YOUR GOAL
Count the lines in the records that hold the string "location". Only the number should be given.

[Records excerpted from a collection]
⁂

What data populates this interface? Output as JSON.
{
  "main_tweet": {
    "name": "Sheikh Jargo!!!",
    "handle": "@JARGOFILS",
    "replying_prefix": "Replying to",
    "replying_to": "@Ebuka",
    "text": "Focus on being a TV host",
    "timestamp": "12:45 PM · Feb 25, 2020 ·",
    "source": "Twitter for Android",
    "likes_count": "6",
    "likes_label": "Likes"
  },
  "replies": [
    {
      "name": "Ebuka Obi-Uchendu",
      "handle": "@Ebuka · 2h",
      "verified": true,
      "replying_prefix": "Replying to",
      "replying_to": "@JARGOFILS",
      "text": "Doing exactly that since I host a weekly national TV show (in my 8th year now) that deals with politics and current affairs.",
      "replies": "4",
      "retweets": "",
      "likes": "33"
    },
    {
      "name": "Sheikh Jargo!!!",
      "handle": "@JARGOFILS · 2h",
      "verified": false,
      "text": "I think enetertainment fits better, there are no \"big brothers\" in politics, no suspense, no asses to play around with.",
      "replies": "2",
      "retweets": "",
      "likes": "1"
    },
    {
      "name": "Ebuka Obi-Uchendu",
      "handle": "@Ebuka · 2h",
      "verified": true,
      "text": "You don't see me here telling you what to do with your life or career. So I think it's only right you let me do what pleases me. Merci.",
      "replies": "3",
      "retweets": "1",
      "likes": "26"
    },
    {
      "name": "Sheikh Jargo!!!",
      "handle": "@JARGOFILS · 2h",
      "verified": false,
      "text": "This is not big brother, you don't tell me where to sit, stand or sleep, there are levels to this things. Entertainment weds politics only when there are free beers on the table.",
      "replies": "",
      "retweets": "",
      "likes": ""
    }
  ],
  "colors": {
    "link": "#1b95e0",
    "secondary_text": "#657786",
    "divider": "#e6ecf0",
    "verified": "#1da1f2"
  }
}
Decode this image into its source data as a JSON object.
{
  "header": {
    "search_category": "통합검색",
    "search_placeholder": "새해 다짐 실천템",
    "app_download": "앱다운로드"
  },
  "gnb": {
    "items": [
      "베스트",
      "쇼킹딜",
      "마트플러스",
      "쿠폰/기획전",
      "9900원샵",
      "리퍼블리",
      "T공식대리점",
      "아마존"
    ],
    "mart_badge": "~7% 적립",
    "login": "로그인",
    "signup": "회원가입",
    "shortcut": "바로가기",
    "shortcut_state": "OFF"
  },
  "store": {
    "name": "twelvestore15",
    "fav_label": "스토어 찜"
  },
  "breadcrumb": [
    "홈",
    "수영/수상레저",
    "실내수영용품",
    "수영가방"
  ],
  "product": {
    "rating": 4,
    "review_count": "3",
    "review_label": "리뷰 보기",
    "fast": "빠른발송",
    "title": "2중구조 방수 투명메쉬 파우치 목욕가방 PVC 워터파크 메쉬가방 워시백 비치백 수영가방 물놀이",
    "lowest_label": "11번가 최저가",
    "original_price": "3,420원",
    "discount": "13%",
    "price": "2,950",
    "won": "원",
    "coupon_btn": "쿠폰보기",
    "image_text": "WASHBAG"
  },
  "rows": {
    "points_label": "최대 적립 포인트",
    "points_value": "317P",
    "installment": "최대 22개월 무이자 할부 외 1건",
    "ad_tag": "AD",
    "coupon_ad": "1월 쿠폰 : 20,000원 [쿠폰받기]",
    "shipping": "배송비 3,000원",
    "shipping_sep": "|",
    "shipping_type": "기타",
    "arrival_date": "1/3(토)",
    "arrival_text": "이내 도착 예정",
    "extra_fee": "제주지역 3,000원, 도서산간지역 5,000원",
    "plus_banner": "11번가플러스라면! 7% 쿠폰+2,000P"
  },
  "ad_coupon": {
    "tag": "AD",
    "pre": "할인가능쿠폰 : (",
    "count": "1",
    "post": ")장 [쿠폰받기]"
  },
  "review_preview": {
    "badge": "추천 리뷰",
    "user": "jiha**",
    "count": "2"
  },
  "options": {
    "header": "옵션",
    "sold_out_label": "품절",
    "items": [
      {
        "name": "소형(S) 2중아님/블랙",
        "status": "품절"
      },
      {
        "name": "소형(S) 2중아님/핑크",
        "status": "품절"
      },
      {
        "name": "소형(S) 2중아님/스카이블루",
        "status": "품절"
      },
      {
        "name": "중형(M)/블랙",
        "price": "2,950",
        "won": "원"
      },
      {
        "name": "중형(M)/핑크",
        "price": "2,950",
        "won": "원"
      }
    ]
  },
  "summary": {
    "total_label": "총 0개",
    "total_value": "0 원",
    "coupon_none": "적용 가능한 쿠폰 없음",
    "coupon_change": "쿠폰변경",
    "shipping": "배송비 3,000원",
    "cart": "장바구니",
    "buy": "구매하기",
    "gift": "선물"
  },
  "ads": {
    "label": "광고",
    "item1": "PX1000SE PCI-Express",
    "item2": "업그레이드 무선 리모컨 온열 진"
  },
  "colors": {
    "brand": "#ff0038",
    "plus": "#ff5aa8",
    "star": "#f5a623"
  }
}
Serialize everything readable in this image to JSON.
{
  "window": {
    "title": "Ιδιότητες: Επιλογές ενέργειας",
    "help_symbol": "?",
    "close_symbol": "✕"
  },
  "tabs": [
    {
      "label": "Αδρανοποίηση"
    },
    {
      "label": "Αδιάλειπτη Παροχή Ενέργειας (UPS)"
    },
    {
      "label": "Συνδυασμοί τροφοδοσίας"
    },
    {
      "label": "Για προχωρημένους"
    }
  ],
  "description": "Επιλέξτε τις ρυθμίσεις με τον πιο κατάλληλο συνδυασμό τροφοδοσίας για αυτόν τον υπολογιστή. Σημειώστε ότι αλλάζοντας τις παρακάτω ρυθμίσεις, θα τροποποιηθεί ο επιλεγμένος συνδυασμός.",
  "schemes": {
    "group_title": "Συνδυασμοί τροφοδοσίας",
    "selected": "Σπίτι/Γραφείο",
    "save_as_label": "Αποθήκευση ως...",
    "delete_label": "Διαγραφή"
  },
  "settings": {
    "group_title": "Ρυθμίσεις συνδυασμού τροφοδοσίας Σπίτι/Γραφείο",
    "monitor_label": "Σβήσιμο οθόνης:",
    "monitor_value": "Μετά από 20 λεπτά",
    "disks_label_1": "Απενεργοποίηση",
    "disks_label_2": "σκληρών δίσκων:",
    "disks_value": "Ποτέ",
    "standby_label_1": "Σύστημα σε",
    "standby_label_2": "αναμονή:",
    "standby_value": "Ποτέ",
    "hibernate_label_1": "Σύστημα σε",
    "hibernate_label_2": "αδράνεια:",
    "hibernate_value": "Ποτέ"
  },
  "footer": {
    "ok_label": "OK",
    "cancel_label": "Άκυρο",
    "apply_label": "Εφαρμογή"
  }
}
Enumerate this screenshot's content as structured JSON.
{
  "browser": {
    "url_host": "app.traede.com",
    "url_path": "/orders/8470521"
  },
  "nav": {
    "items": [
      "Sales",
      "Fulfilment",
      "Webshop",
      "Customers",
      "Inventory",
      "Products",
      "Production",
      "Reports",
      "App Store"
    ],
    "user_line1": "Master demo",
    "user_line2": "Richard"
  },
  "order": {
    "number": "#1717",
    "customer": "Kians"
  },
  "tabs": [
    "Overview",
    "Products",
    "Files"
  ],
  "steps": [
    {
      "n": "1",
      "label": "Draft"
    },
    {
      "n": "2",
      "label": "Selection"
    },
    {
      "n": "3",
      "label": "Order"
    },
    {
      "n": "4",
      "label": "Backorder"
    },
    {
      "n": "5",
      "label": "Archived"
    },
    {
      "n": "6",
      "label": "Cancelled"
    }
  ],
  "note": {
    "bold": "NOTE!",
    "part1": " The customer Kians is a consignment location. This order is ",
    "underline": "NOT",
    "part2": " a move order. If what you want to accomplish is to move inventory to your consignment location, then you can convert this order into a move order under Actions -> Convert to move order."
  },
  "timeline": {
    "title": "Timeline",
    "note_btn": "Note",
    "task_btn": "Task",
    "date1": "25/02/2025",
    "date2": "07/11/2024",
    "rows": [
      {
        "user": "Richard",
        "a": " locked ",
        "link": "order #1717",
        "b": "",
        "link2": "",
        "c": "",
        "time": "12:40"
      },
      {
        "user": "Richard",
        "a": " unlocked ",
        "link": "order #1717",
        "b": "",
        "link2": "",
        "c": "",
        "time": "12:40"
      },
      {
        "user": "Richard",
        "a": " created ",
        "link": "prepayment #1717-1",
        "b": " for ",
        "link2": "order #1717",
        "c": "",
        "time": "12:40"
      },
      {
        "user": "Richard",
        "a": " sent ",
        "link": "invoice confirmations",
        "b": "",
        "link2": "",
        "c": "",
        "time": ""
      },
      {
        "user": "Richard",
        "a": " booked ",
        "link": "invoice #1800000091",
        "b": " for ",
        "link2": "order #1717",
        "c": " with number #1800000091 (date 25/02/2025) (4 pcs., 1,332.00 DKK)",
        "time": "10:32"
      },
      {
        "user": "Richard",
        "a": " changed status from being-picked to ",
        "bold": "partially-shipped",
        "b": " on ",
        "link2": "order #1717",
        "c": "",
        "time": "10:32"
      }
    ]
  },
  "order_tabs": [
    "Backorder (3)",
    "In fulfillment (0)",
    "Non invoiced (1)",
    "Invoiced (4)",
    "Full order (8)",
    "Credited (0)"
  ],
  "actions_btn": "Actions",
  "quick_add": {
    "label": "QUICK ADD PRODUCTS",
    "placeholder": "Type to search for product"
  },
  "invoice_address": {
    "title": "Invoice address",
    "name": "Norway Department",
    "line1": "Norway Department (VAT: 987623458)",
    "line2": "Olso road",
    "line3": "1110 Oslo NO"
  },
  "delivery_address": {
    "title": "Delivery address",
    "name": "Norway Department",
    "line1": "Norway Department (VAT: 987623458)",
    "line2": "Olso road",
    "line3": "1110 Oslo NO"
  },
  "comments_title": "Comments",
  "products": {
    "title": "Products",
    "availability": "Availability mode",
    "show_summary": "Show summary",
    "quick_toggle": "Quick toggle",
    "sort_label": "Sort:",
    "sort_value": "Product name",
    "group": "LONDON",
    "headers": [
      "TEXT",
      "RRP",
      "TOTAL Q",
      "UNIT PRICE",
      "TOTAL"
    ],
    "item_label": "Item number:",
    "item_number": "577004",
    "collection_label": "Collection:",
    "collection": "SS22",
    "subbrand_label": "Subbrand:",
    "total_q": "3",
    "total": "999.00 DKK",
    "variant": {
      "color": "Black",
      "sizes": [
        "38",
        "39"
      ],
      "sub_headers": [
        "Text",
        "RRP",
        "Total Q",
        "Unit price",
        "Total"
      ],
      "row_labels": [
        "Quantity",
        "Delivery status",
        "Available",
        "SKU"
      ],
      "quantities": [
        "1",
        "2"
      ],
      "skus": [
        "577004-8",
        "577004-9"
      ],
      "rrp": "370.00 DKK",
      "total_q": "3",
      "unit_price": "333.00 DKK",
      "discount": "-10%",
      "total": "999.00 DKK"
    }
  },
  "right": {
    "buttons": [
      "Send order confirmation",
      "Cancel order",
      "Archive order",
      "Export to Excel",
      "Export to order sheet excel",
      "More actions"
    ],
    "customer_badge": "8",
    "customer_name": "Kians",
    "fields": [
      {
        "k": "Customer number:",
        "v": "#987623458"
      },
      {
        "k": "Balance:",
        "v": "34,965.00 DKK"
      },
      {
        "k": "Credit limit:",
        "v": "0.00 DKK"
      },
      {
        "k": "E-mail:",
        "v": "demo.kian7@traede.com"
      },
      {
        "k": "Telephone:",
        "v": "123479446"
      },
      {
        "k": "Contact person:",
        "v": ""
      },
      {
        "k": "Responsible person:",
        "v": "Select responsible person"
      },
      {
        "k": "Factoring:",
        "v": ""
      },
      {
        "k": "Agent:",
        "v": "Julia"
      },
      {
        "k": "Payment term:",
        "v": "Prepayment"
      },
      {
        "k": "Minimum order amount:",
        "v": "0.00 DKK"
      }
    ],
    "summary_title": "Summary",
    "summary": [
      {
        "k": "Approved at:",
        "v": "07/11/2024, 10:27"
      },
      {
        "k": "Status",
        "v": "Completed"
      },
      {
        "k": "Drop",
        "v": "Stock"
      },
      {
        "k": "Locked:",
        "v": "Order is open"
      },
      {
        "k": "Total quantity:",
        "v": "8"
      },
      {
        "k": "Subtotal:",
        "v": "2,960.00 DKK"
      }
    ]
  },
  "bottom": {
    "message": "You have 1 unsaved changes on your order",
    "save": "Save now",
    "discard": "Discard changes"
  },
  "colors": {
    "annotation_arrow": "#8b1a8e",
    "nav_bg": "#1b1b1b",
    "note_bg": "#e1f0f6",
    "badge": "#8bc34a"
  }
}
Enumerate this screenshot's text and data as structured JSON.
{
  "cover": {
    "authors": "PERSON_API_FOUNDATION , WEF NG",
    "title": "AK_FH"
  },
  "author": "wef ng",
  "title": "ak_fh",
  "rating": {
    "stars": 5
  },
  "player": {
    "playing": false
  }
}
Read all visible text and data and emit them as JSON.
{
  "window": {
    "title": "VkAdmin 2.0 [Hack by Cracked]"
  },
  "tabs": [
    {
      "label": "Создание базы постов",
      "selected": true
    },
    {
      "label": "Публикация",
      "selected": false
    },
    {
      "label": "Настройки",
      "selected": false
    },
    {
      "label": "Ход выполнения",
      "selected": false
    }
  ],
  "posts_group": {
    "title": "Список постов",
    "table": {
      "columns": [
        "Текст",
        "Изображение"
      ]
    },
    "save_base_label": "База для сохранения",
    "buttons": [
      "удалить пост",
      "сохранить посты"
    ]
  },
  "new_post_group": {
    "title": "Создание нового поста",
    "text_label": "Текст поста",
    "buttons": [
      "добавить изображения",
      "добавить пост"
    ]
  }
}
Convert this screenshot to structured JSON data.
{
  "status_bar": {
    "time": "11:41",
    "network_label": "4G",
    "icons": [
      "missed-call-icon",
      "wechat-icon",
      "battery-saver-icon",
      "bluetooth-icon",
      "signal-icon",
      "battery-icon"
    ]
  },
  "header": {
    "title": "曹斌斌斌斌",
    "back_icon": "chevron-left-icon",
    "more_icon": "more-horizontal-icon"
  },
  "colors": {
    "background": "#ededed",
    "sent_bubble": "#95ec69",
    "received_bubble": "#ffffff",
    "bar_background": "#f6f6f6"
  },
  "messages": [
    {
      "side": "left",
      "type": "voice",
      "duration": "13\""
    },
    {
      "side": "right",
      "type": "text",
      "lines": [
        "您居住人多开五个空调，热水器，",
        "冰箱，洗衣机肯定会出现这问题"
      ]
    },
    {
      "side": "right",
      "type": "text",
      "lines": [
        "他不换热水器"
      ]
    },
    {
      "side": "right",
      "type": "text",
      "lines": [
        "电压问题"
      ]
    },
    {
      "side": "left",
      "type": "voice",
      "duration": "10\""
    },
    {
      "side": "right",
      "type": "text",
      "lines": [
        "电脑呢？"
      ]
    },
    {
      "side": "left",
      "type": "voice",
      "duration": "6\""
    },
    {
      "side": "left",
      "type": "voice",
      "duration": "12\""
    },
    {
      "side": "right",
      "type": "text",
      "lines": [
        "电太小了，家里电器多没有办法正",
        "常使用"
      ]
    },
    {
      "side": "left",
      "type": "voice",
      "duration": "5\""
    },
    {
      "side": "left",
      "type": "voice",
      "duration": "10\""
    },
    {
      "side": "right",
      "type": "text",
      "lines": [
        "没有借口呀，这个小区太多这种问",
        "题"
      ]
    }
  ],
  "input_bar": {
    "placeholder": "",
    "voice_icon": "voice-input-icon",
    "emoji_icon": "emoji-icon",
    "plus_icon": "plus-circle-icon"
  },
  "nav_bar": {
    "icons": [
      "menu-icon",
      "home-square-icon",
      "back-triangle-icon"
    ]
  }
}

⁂

RESULT OF THE EXERCISE
2